--- TASK DIRECTIONS ---
Show each line of the entries below in which the word "title" appears.

Entries taken from a collection:

'''

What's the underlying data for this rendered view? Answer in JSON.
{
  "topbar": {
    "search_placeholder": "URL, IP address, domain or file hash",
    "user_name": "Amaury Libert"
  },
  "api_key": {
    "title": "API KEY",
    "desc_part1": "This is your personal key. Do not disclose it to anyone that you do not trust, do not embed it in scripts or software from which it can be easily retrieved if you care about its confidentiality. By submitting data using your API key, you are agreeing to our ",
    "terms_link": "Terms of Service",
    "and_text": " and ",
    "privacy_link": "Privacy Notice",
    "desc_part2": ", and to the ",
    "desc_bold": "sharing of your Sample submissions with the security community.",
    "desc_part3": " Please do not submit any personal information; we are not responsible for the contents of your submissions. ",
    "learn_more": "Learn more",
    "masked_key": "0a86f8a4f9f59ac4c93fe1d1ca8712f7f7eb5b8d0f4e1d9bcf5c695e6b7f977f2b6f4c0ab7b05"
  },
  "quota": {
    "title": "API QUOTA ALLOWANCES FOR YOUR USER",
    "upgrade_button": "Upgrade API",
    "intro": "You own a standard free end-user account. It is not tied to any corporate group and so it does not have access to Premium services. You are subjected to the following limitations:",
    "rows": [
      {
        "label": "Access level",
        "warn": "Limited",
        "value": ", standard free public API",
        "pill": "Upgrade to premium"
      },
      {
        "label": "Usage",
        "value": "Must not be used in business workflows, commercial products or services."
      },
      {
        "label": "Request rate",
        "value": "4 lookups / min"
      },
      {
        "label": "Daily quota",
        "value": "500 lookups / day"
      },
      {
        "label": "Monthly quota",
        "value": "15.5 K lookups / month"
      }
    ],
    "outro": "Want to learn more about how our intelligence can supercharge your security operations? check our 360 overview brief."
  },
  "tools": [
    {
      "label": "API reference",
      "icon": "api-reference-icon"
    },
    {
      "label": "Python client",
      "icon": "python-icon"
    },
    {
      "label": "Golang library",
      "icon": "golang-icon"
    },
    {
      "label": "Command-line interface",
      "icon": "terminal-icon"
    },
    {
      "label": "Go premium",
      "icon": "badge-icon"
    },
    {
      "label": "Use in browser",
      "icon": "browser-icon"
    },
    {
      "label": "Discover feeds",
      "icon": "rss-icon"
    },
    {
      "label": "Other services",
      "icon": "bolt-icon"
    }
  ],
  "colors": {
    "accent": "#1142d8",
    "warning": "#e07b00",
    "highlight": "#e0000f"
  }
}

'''

--- ANSWER SPACE ---
    "title": "API KEY",
    "title": "API QUOTA ALLOWANCES FOR YOUR USER",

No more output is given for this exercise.